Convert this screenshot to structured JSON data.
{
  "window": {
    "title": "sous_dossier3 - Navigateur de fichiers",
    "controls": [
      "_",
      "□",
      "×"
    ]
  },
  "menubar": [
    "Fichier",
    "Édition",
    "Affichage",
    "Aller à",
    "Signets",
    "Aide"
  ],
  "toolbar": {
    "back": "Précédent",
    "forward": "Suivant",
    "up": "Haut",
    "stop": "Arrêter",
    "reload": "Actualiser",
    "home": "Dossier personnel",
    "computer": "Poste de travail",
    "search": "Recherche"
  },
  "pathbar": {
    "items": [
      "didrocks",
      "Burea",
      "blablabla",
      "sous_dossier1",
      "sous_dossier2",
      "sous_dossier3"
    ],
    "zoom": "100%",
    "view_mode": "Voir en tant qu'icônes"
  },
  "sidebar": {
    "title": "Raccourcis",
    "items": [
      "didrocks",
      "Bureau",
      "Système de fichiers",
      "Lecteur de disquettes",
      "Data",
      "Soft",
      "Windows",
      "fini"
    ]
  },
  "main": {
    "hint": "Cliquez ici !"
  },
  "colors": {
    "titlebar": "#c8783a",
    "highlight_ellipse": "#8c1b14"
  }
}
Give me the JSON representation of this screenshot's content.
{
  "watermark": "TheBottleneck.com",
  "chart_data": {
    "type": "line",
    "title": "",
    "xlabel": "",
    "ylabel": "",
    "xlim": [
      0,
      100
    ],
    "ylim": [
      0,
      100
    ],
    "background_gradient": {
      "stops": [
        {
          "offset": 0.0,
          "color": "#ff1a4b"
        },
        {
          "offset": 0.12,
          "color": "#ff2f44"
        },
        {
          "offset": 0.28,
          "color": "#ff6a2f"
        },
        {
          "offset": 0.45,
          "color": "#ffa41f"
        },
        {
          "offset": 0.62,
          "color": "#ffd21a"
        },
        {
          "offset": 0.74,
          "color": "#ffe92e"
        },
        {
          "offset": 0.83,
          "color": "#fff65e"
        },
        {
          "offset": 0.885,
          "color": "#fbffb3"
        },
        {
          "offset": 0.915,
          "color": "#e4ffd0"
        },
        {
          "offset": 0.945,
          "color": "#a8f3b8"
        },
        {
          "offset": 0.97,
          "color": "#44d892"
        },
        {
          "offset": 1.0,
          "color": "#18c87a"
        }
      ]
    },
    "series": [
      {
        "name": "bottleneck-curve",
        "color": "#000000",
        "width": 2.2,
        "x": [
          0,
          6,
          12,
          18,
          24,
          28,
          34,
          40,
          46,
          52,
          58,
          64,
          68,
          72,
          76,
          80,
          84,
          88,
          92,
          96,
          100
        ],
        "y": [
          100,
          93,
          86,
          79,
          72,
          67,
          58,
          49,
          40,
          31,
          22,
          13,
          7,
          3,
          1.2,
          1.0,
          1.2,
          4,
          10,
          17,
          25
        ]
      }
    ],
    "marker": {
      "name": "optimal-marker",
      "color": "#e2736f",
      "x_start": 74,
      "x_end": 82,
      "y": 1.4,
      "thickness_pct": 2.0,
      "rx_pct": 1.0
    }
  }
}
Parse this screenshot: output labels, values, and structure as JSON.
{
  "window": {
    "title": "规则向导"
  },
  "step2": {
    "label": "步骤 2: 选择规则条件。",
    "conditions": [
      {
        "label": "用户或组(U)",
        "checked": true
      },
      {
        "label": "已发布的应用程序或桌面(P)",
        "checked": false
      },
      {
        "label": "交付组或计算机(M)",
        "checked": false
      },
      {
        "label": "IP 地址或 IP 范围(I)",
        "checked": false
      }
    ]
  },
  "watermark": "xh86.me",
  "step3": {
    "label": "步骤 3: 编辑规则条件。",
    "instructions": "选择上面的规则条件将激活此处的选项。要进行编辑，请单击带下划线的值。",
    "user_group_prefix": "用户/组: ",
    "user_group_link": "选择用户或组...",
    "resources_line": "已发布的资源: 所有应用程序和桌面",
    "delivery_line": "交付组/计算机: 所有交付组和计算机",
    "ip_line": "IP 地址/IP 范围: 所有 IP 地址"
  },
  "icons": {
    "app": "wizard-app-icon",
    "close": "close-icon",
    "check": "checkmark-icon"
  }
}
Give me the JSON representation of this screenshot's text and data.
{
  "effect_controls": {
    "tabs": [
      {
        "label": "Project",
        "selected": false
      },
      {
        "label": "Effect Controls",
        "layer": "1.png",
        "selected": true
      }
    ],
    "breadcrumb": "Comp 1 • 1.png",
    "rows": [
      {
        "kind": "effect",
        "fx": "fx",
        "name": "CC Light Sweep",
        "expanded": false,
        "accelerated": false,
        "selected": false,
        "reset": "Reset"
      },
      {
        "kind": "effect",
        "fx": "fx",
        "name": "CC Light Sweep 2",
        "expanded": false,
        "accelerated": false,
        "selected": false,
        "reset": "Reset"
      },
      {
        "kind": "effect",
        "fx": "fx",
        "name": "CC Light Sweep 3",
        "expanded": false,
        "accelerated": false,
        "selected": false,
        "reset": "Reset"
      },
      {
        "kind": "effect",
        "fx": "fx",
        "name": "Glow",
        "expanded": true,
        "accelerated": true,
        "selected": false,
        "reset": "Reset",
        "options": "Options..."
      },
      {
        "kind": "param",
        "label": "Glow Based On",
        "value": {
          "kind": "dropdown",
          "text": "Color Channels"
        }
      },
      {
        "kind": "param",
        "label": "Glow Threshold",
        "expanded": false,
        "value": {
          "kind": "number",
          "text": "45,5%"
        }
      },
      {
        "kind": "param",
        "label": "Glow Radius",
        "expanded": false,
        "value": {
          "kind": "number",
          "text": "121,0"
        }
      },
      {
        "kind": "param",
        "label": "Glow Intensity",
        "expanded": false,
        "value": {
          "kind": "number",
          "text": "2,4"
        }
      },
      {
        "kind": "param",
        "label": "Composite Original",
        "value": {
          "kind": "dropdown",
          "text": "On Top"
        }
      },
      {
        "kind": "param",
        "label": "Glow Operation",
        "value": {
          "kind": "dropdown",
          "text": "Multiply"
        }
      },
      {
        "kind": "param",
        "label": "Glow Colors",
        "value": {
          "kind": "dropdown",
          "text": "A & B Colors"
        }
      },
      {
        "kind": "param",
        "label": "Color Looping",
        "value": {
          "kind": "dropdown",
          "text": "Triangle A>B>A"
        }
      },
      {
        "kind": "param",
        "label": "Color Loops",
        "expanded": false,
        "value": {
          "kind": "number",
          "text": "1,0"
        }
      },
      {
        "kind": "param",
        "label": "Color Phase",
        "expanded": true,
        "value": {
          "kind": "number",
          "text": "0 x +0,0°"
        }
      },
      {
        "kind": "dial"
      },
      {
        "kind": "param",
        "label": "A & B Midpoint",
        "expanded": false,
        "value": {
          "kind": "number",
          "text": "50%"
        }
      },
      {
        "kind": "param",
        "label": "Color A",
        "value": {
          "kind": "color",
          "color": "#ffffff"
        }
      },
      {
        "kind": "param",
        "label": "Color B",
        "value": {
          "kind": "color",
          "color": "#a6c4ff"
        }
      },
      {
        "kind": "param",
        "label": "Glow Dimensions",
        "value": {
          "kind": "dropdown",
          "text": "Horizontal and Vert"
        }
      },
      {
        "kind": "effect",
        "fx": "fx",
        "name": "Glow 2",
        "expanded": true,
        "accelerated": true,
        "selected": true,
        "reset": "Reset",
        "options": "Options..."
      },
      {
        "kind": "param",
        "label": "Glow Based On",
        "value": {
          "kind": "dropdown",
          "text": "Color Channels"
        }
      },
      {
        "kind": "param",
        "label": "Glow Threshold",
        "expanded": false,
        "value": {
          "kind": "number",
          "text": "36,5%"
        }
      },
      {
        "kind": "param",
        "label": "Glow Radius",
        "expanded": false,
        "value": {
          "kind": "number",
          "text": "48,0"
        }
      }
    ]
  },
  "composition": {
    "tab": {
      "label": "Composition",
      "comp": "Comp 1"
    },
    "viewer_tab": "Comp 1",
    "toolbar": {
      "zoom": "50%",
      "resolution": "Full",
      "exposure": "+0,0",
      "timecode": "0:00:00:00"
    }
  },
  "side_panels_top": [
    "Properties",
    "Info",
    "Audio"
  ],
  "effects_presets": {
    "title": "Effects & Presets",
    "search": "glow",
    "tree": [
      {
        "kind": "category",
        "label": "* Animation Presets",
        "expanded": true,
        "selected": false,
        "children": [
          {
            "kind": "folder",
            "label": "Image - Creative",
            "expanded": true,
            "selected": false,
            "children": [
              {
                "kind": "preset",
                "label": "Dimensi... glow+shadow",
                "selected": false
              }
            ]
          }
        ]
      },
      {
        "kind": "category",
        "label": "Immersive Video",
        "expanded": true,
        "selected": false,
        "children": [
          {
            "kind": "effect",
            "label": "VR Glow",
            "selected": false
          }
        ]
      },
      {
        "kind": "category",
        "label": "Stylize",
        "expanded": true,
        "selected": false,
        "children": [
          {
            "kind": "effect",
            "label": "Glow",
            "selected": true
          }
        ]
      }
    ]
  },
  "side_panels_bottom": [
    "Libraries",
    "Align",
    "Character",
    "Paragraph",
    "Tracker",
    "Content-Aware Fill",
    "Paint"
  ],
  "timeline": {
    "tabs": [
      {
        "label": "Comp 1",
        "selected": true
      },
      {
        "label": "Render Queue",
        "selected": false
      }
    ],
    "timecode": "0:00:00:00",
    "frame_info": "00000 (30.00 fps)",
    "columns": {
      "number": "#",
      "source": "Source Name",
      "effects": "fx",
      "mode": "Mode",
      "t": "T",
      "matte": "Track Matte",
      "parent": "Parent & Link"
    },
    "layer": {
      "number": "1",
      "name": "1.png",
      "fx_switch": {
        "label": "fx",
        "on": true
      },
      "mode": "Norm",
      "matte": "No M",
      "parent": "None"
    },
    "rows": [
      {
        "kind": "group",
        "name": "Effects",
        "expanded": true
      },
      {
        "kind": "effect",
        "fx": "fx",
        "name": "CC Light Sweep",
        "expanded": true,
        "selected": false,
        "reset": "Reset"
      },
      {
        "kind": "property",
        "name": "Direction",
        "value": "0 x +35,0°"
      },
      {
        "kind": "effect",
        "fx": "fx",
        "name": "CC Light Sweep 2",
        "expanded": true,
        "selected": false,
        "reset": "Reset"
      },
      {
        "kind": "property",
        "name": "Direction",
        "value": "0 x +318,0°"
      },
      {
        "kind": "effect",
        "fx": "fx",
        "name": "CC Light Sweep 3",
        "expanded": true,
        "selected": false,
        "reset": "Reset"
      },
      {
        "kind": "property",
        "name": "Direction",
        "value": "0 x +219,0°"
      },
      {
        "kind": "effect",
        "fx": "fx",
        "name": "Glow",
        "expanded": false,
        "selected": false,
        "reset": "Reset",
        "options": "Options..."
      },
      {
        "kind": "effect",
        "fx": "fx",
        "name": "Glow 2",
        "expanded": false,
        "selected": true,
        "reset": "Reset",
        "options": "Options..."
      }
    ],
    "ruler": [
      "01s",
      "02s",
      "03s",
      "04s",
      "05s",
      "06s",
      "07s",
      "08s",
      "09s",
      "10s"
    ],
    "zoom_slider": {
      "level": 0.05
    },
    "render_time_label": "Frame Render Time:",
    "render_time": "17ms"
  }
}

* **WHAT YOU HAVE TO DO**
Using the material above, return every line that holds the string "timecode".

* **RESPONSE AREA**
      "timecode": "0:00:00:00"
    "timecode": "0:00:00:00",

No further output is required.